All emotions can be evaluated with fair accuracy on the basis of their position on unpleasantness-pleasantness, or valence, dimension. Valence has been considered to be a linear continuum both on experiential and neural level, ranging from very unpleasant to very pleasant. However, using such a model it is difficult to explain complex emotional states, in which we can simultaneously experience unpleasantness and pleasantness, like during a rollercoaster ride or a horror film. Also experiments with rats, where experimenters have been able to cause simultaneous approach and withdrawal behavior, suggest that pleasantness and unpleasantness may be encoded by different mechanisms. In this thesis, the neural mechanisms of emotional valence were investigated in four different experiments with three different valence models: a traditional linear model, a quadratic model, and a model, in which negative valence and positive valence are represented as separate components. Whereas no study gave any support for the validity of the linear model, all four experiments provided evidence of quadratic valence dependency, and two of the experiments found additionally brain regions specifically sensitive to pleasantness and/or unpleasantness. In particular, these regions included bilaterally the dorsal and ventral prefrontal cortex and insula. Brain activity was measured with functional magnetic resonance imaging. Non-linear dependency between valence and brain activity was found for emotional pictures and sounds, observation of others' facial expressions as well as subjective emotional experience. The results demonstrate that valence processing does not occur in the brain simply in linear bipolar fashion, but the phenomenon is non-linear and multifaceted.
|Translated title of the contribution||Emotionaalisen valenssin edustus ihmisaivoissa|

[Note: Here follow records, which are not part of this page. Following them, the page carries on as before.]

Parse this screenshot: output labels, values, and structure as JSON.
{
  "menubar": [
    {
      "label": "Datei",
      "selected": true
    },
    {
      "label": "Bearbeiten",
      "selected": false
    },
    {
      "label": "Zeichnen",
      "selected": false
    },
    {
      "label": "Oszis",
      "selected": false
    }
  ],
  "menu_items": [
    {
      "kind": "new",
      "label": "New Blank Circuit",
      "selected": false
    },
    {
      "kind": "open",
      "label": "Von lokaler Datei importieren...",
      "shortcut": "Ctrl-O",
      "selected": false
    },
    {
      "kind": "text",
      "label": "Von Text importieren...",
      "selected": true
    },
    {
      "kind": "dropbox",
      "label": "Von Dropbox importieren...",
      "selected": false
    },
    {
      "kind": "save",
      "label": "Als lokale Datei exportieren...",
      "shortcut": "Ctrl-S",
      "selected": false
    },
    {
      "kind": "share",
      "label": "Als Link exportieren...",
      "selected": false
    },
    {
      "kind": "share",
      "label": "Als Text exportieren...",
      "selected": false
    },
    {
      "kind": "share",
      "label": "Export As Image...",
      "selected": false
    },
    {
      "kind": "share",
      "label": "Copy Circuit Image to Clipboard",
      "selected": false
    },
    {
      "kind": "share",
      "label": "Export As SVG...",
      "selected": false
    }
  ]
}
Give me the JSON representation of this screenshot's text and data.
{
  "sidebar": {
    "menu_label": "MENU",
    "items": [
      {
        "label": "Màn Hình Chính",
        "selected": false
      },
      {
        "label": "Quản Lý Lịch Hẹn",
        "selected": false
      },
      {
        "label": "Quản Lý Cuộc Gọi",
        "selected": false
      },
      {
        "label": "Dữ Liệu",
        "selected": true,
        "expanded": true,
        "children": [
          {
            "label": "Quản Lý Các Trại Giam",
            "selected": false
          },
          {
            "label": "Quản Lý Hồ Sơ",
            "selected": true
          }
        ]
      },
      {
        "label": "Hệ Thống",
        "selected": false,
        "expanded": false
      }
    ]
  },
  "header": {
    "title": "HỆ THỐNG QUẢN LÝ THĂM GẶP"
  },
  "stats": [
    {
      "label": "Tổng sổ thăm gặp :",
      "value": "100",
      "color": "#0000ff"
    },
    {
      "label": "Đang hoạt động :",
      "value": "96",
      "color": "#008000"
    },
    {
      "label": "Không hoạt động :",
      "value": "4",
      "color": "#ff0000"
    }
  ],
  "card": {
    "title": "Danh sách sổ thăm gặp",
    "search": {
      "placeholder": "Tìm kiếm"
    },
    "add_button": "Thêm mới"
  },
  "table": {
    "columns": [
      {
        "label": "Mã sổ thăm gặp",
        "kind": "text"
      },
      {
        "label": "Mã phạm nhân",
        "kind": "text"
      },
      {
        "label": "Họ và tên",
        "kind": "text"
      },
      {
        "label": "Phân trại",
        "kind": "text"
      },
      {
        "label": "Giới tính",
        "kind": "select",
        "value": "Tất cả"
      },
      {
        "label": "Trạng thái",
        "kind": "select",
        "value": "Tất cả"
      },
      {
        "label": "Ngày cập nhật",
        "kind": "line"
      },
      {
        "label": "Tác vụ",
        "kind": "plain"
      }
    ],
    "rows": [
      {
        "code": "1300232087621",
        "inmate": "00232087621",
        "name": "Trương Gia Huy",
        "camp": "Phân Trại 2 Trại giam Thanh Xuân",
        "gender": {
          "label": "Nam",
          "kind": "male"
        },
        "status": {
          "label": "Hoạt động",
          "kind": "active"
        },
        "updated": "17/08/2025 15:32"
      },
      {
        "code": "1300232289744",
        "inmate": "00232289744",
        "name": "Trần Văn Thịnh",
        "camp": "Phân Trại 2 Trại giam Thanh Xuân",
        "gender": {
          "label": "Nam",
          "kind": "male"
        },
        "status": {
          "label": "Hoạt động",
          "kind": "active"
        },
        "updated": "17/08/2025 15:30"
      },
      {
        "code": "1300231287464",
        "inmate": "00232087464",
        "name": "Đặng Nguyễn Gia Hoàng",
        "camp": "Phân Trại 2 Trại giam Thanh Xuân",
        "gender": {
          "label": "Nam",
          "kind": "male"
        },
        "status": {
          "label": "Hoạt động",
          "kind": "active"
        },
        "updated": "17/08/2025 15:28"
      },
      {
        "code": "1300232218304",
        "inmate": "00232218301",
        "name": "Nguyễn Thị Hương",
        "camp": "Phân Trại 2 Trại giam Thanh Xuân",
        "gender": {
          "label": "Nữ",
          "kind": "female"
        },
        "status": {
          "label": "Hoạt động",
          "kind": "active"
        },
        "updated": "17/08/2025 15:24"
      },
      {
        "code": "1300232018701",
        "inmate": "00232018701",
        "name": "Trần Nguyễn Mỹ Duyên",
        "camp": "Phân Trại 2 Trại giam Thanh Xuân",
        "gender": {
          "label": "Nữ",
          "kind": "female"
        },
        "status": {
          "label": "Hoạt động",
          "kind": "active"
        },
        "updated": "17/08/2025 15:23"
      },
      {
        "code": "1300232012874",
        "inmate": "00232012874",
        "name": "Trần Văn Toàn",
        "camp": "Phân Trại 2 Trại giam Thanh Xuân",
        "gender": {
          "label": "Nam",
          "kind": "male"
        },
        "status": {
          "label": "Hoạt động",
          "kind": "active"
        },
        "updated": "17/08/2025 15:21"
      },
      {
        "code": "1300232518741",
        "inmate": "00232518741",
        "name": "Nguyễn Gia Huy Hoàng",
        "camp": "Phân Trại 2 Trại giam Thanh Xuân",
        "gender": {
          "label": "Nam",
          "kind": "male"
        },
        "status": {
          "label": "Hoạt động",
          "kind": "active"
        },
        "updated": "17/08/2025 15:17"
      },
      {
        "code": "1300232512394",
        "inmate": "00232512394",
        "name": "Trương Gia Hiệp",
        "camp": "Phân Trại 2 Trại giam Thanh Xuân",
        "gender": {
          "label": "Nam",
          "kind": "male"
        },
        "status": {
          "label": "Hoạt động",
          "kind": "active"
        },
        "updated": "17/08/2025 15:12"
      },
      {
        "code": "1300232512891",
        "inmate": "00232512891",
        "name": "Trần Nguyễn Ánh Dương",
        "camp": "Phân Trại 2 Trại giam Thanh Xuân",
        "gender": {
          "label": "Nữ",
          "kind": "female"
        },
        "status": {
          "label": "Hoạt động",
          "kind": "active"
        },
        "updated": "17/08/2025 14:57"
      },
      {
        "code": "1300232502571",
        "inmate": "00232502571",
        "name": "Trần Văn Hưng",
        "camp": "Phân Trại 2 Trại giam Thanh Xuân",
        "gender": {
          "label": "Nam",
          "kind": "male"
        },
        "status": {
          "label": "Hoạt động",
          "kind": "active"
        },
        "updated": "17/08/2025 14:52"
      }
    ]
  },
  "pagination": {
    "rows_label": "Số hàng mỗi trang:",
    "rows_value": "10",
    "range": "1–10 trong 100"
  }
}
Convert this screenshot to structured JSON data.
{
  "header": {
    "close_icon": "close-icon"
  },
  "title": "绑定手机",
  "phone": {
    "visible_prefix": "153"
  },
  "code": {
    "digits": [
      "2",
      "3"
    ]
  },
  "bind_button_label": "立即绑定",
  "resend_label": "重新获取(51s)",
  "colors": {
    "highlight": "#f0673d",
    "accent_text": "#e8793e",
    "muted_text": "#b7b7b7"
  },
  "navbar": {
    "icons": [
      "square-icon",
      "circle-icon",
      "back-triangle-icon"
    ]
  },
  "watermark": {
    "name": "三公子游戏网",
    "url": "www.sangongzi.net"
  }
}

|Publication status||Published - 2012|
|MoE publication type||G5 Doctoral dissertation (article)|
- human brain